The National Film and Video Foundation (NFVF) has invited industry to submit funding applications for script development, animation, and post-production projects. The call for these applications has been pushed forward from August 2020 “to keep the industry busy during this downtime”. The NFVF will provide an additional once-off cash injection of R500,000 to the ten companies currently commissioned by the organisation.
The South African Music Performance Rights Association (SAMPRA) has brought forward the distribution of royalties scheduled for August 2020 to April 2020.
The Government’s new support scheme for spaza shops will provide funding to spaza owners for the buying of stock. This will aid in bulk-buying discounts at approved wholesalers. It is required that spaza shops be registered with the SARS, the UIF, and the Companies and Intellectual Property Commission (CIPC).

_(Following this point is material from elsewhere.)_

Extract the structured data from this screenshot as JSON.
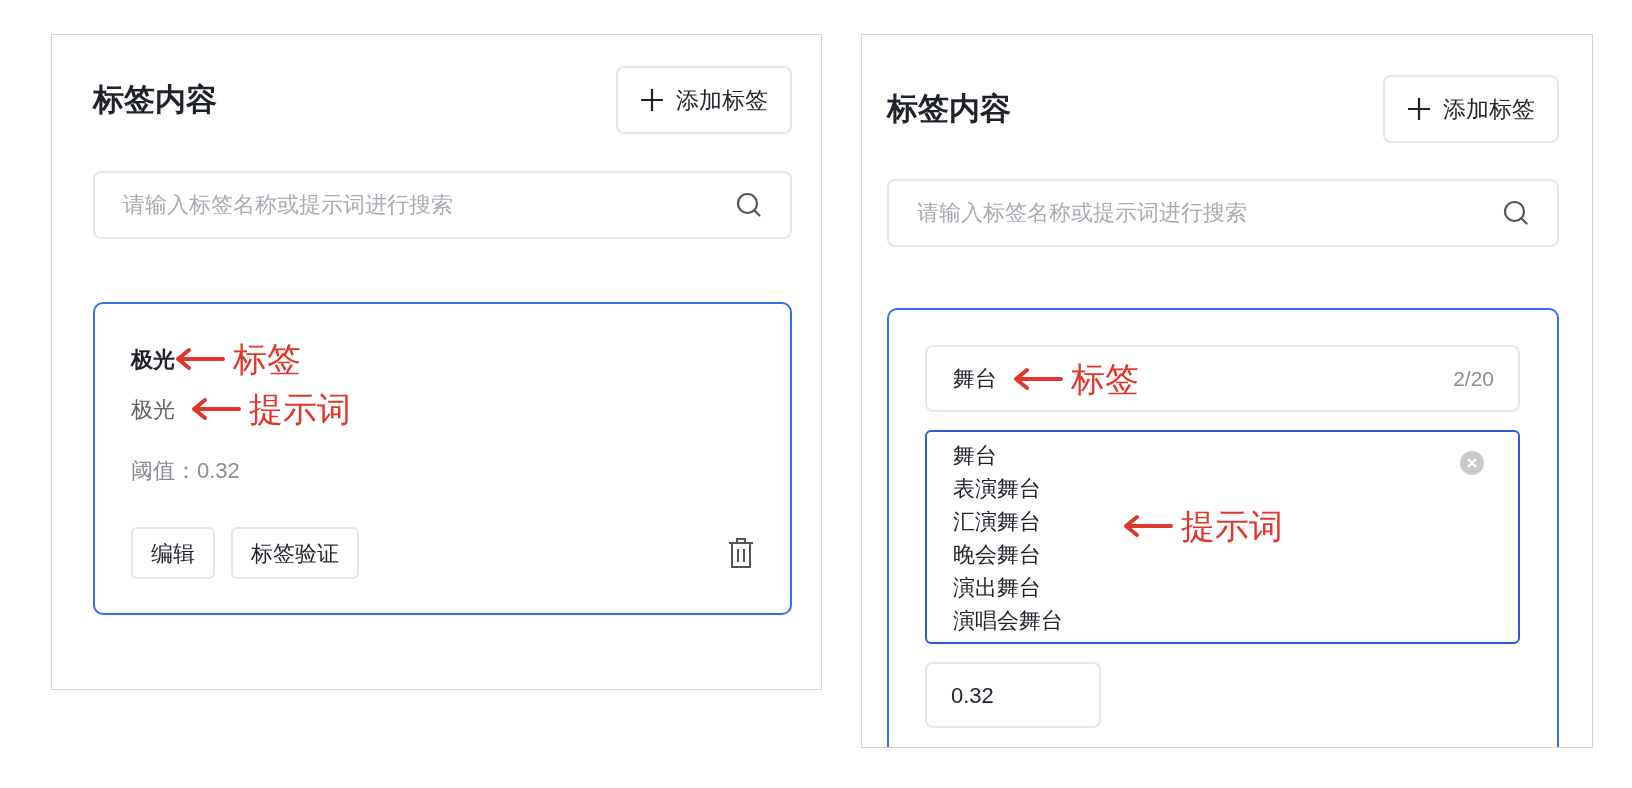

ASSISTANCE FOR THE SELF-EMPLOYED
Delay in Payment of Provisional Tax
Those who have a turnover of less than R5 million and earn less than 10% of their turnover from income, interest, dividends, foreign dividends and rentals from leased fixed property are eligible for delayed payment. Instead of paying 50% of anticipated tax after six months into the tax year, and settling the full amount at the end of the tax year, provisional taxpayers are required to pay only 15% after six months, and another 50% by the end of the tax year. The balance is to be paid by 30 September 2021.
ASSISTANCE FOR THE INDIVIDUAL

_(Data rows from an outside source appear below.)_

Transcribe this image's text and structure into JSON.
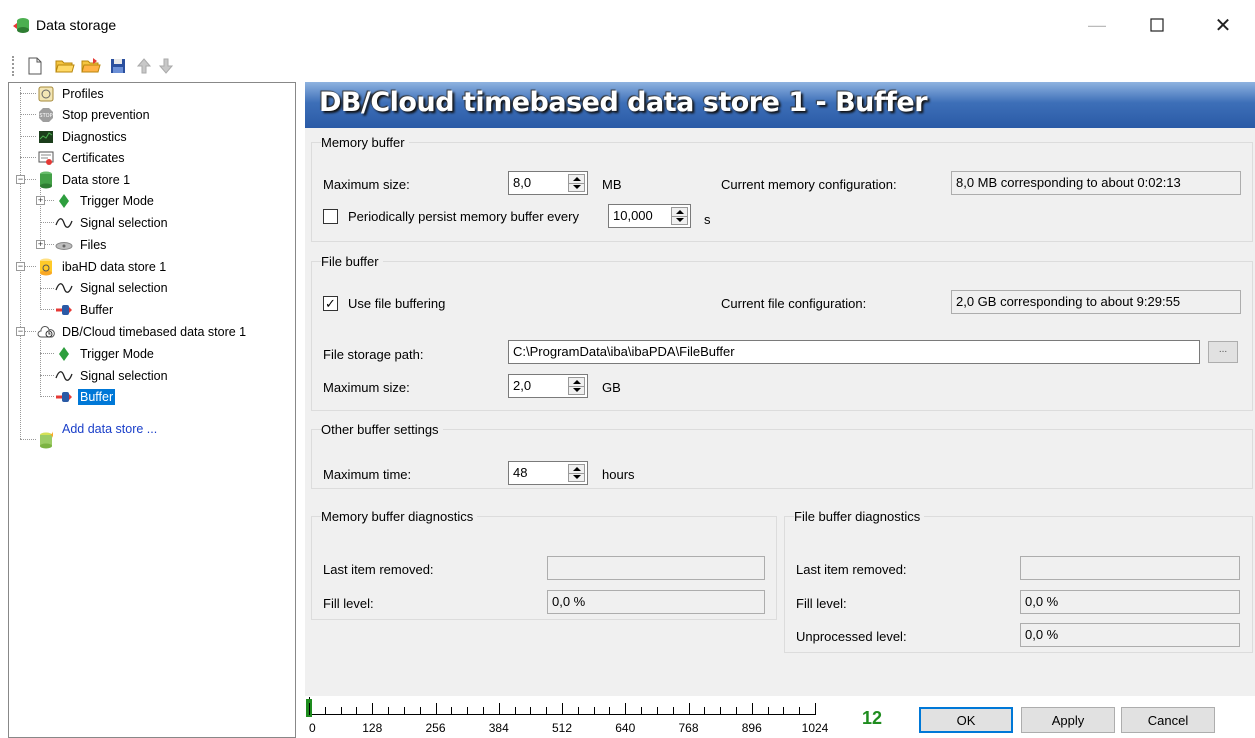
{
  "window": {
    "title": "Data storage"
  },
  "tree": {
    "items": [
      {
        "label": "Profiles",
        "icon": "profiles-icon"
      },
      {
        "label": "Stop prevention",
        "icon": "stop-icon"
      },
      {
        "label": "Diagnostics",
        "icon": "diagnostics-icon"
      },
      {
        "label": "Certificates",
        "icon": "certificates-icon"
      },
      {
        "label": "Data store 1",
        "icon": "data-store-icon"
      },
      {
        "label": "Trigger Mode",
        "icon": "trigger-icon"
      },
      {
        "label": "Signal selection",
        "icon": "signal-icon"
      },
      {
        "label": "Files",
        "icon": "files-icon"
      },
      {
        "label": "ibaHD data store 1",
        "icon": "hd-store-icon"
      },
      {
        "label": "Signal selection",
        "icon": "signal-icon"
      },
      {
        "label": "Buffer",
        "icon": "buffer-icon"
      },
      {
        "label": "DB/Cloud timebased data store 1",
        "icon": "cloud-store-icon"
      },
      {
        "label": "Trigger Mode",
        "icon": "trigger-icon"
      },
      {
        "label": "Signal selection",
        "icon": "signal-icon"
      },
      {
        "label": "Buffer",
        "icon": "buffer-icon",
        "selected": true
      },
      {
        "label": "Add data store ...",
        "icon": "add-store-icon"
      }
    ]
  },
  "page": {
    "heading": "DB/Cloud timebased data store 1 - Buffer",
    "memory_buffer": {
      "title": "Memory buffer",
      "max_size_label": "Maximum size:",
      "max_size_value": "8,0",
      "max_size_unit": "MB",
      "current_config_label": "Current memory configuration:",
      "current_config_value": "8,0 MB corresponding to about 0:02:13",
      "persist_label": "Periodically persist memory buffer every",
      "persist_checked": false,
      "persist_value": "10,000",
      "persist_unit": "s"
    },
    "file_buffer": {
      "title": "File buffer",
      "use_label": "Use file buffering",
      "use_checked": true,
      "current_config_label": "Current file configuration:",
      "current_config_value": "2,0 GB corresponding to about 9:29:55",
      "path_label": "File storage path:",
      "path_value": "C:\\ProgramData\\iba\\ibaPDA\\FileBuffer",
      "browse_label": "...",
      "max_size_label": "Maximum size:",
      "max_size_value": "2,0",
      "max_size_unit": "GB"
    },
    "other": {
      "title": "Other buffer settings",
      "max_time_label": "Maximum time:",
      "max_time_value": "48",
      "max_time_unit": "hours"
    },
    "memory_diag": {
      "title": "Memory buffer diagnostics",
      "last_removed_label": "Last item removed:",
      "last_removed_value": "",
      "fill_label": "Fill level:",
      "fill_value": "0,0 %"
    },
    "file_diag": {
      "title": "File buffer diagnostics",
      "last_removed_label": "Last item removed:",
      "last_removed_value": "",
      "fill_label": "Fill level:",
      "fill_value": "0,0 %",
      "unprocessed_label": "Unprocessed level:",
      "unprocessed_value": "0,0 %"
    }
  },
  "footer": {
    "ruler_labels": [
      "0",
      "128",
      "256",
      "384",
      "512",
      "640",
      "768",
      "896",
      "1024"
    ],
    "ruler_fill_fraction": 0.012,
    "counter": "12",
    "ok_label": "OK",
    "apply_label": "Apply",
    "cancel_label": "Cancel"
  },
  "colors": {
    "selection": "#0078d7",
    "header_gradient_top": "#8fb3e0",
    "header_gradient_bottom": "#2a5aa6",
    "counter_green": "#1e8c1e"
  }
}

In accordance with South Africa law, credit insurance on loans, home loans and credit cards are mandatory. This is to cover outstanding debts should you die or become permanently disabled. Instalments will be covered for up to 12 months if you become unemployed or unable to earn an income, not necessarily due to illness. It is important to note that you should be covered even if you are not fired but are put on unpaid leave.
Please see your specific banks’ policies regarding COVID-19 related measures. Many South African banks have announced individual measures to assist clients, some offering a three-month payment holiday on home loans, vehicle finance, personal loans and credit cards.
Individual Rent Relief:
Landlords and tenants are encouraged to communicate amongst themselves and reach a mutual agreement regarding possible rental payment plans. Each situation should be assessed with due consideration to its own merits, and consideration must be given to amongst others, the following aspects:
1. If there was a force majeure or vis major event; and
2. Whether beneficial occupation has been deprived or whether due to the
tenants own doing; and
3. Whether the performance is impossible, not just difficult to perform (this will be determined by reasonableness).
Should you require any assistance on the options discussed above or in applying for funding, please do not hesitate to contact De Abreu and Cohen Inc.